A year ago I took part in a project called Hollywood Homeless which was a collaboration between the Fab Collective, Urban Strawberry Lunch and homeless people in Liverpool. The pitch was to educate homeless people in the basics of photography so they could produce an exhibition of their work.

I’ll be honest with you, I wasn’t sure it was something I could do because I’m not a teacher. I’m a photographer. I put a lot of pressure on myself for this project, possibly too much. I strongly believed that what these guys needed was someone to inspire them in life more so than photography. I’m just a photographer. I’m not a teacher, psychologist, healer, social worker or anything like that. I just take photos. I just didn’t think that it was something I could do. I learnt a lot on this project.

The first part of the project was to teach these guys photography. Each day we started at St Lukes and headed off around town. We would educate them on the basics of composition and light. They only had cheap digital cameras but they were enough to do the job. I decided that my role in this project was to document. There are people in the Fab Collective who are teachers, carers, and have had previous experience working with people in this way. So I kept out their way, let them do what they do best and I did what I do best which is to document.

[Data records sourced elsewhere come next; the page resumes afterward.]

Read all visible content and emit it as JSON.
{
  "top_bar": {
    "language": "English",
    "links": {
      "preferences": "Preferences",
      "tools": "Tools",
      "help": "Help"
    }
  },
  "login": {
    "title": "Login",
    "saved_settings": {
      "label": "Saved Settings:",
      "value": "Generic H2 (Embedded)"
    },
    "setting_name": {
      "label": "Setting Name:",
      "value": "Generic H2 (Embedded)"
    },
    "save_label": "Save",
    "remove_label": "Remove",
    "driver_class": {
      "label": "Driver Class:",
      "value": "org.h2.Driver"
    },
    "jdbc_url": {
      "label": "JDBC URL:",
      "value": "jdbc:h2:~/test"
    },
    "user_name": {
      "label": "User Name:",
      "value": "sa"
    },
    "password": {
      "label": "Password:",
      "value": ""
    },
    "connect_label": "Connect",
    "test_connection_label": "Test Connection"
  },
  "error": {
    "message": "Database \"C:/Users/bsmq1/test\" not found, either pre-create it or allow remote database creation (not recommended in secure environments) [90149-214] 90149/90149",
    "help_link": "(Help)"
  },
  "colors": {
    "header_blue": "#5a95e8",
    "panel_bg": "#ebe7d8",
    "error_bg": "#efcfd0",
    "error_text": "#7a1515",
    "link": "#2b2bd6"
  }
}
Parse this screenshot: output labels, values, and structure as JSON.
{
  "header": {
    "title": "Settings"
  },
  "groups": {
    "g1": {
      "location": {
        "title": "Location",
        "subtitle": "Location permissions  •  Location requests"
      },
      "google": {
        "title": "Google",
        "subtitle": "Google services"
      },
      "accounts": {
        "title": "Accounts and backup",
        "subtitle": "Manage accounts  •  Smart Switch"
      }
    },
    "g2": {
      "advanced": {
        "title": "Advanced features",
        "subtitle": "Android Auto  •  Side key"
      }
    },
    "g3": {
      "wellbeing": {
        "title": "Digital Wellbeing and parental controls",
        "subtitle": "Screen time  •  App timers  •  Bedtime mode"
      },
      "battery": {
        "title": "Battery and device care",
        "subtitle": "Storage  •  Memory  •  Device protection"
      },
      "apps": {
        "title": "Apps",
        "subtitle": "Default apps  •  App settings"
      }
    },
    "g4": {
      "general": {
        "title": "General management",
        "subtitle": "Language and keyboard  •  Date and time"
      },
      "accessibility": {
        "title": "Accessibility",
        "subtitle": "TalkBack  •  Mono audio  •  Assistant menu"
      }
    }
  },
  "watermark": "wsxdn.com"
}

Not everyone was open to being photographed at first. The above photo seems hostile but she was only joking with me. Once the ice was broken everyone was happy to be photographed.

We went on the ferry and to almost every major photo spot in town. It was quite amazing to see them in action. They had no fear or limits. As photographers we’re always aware of light and composition. It can tie us down some days, but for these guys they knew no boundaries. Anything that took their fancy they would photograph. That involved standing in the middle of the road and lying all over the place if need be. They were loving it and over the course of the project I got to know them better.

My understanding of what a ‘homeless’ person was changed. I guess its easy to label everyone the same when your only interaction with homeless people is the guy asleep in a doorway. A very narrow minded view which I’m ashamed of. Not everyone is that person though. Some homeless people are simply homeless for one reason or another. Others do live on the street and it becomes their world. They seem to exist outside of normal society and the streets are a very different place for them than us. An example of which is that they find bottles with some form of liquid in that they stash around the city. To us it might seem like a random near empty bottle left on a wall but its probably been left for a reason. A very different world.

Other people are simply without a home. They have a bed at a hostel. For some reason something went wrong in their life and they had to leave it behind. At this time of year when we’re all worried about getting food, presents, beer for Christmas its a harsh reminder that it could only take something simple for you to lose it all.

Over the course of a few weeks the Fab Collective went out with the homeless. It was cold but people were smiling. I think it was hard for me to document because I felt like I wasn’t doing anything to help. I could only stand there and see others do good work. Of course I interacted but I think because of the pressure I put on myself I never felt like I was helping. I mean how could I really help?

Thankfully everyone else in Fab was brilliant. We walked the streets and at the end of each session we would return to St Lukes to download the photos. This was the point where everyone got to see their photographs.

It was great. They could see what they had achieved and it really meant something. After each trip you couldn’t move for a crowd around the laptop. Everyone wanted to see what photographs people had taken. There was laughter, smiles, and jokes. At the end of the day we knew that we’d given the homeless that.

Its been a year since I took these photos and worked with them. I could only spare a few days to help but it did affect me. I see familiar faces around town. I don’t know if they remember any of us as some are heavy drinkers. Its a constant for some of them. Some do and we talk. Its nice to know we did make a difference. I’ve heard that at least one or two people are now homed. They’ve got their own place now which is fantastic. Unfortunately though others weren’t so lucky.

This is Pip. He was a nice guy who always joked with me when I took a photo of him. He died earlier this year and he wasn’t the only one.

The project continued with music and photography at St Lukes. The homeless learned to play the drums on empty barrels and performed a few pieces at St Lukes and around town. They achieved so much and I’m really proud of them. You might see them around town. Some sell the Big Issue on Bold St. Some will be at St Lukes from time to time. I’m not going to end with some cliche like have a heart or it could be you. I’m just going to say a big thanks to Liz at Urban Strawberry Lunch for putting this on. It wasn’t easy but it was rewarding.

2 responses

  1. I think you contributed more than you give yourself credit for, Pete.

    1. Thanks 🙂